OR WAIT 15 SECS
Clinicians may still use urine nucleic-acid amplification tests, despite the recommendation to use a more sensitive vaginal swab to test for Chlamydia trachomatis. A report looks at whether a quality improvement program could change that.
For testing for Chlamydia trachomatis in female patients aged <25 years and sexually active, the Centers for Disease Control and Prevention recommends using nucleic-acid amplification tests (NAAT) from a vaginal swab sample. A report examined whether a quality improvement program would increase the number of clinicians using the vaginal swab NAAT instead of the less sensitive urine NAAT.1
The investigators utilized 3 different interventions in 3 pediatric practices over the course of 12 months. The interventions included cross-training, education, and process standardization. The primary outcome for the study was the percentage of urogenital C trachomatis tests performed by vaginal swab.

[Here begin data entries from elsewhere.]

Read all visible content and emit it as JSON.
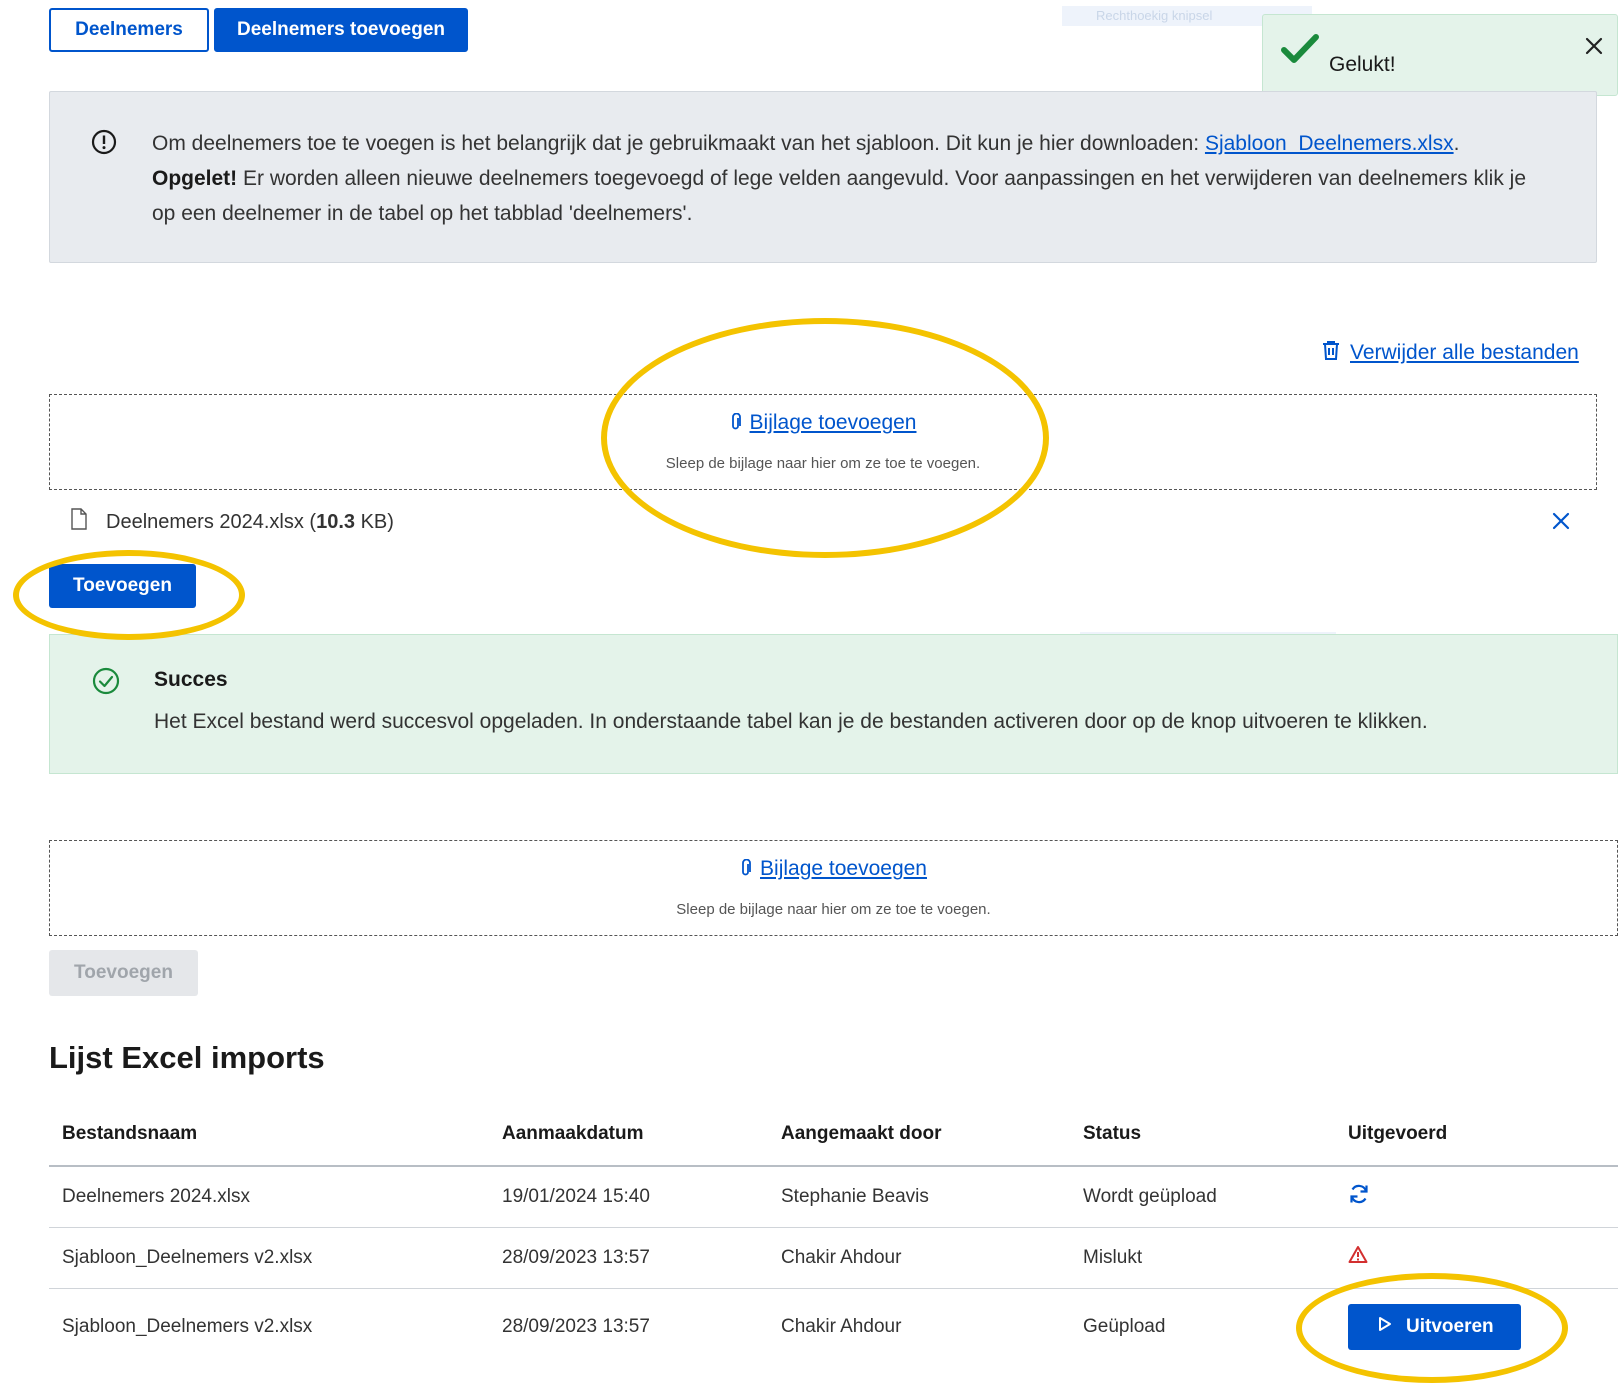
{
  "tabs": {
    "participants_label": "Deelnemers",
    "add_participants_label": "Deelnemers toevoegen"
  },
  "toast": {
    "message": "Gelukt!"
  },
  "snip_overlay": {
    "label": "Rechthoekig knipsel"
  },
  "info": {
    "line1_prefix": "Om deelnemers toe te voegen is het belangrijk dat je gebruikmaakt van het sjabloon. Dit kun je hier downloaden: ",
    "template_link": "Sjabloon_Deelnemers.xlsx",
    "line1_suffix": ".",
    "warning_label": "Opgelet!",
    "warning_text": " Er worden alleen nieuwe deelnemers toegevoegd of lege velden aangevuld. Voor aanpassingen en het verwijderen van deelnemers klik je op een deelnemer in de tabel op het tabblad 'deelnemers'."
  },
  "delete_all": {
    "label": "Verwijder alle bestanden"
  },
  "dropzone": {
    "link": "Bijlage toevoegen",
    "hint": "Sleep de bijlage naar hier om ze toe te voegen."
  },
  "uploaded_file": {
    "name": "Deelnemers 2024.xlsx",
    "size_open": " (",
    "size_value": "10.3",
    "size_unit": " KB)"
  },
  "add_button": {
    "label": "Toevoegen"
  },
  "success": {
    "title": "Succes",
    "body": "Het Excel bestand werd succesvol opgeladen. In onderstaande tabel kan je de bestanden activeren door op de knop uitvoeren te klikken."
  },
  "imports": {
    "title": "Lijst Excel imports",
    "columns": [
      "Bestandsnaam",
      "Aanmaakdatum",
      "Aangemaakt door",
      "Status",
      "Uitgevoerd"
    ],
    "rows": [
      {
        "file": "Deelnemers 2024.xlsx",
        "date": "19/01/2024 15:40",
        "by": "Stephanie Beavis",
        "status": "Wordt geüpload",
        "executed_icon": "sync-icon"
      },
      {
        "file": "Sjabloon_Deelnemers v2.xlsx",
        "date": "28/09/2023 13:57",
        "by": "Chakir Ahdour",
        "status": "Mislukt",
        "executed_icon": "warning-triangle-icon"
      },
      {
        "file": "Sjabloon_Deelnemers v2.xlsx",
        "date": "28/09/2023 13:57",
        "by": "Chakir Ahdour",
        "status": "Geüpload",
        "executed_label": "Uitvoeren"
      }
    ]
  },
  "colors": {
    "primary": "#0055cc",
    "info_background": "#e8ebef",
    "success_background": "#e4f3ea",
    "success_icon": "#1a8a3c",
    "error_icon": "#d32f2f",
    "annotation": "#f4c300"
  }
}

Over the course of the study, 818 urogenital C trachomatis tests were performed. Two hundred eighty-nine tests were run before the first intervention and 529 were run after the intervention. In the preintervention period, 1.4% of the C trachomatis tests were performed by vaginal swab. Within 6 weeks of the first intervention, investigators had exceeded the aim of 25%. Following the second intervention, they found sustained improvement with an average of 68.3% of the tests being performed by vaginal swabs in the postintervention period. No difference in the overall number of C trachomatis tests run before and after the intervention.
The researchers concluded that the quality improvement program had led to a significant increase in the use of vaginal swabs. They noted that the intervention that standardized processes were linked with more impact than the education intervention.
1. Brigham KS, Peer MJ, Ghoshhajra BB, Co JP. Increasing vaginal Chlamydia Trachomatis testing in adolescent and young adults. Pediatrics. 2020:146(1):e20193028. doi:10.1542/peds.2019-3028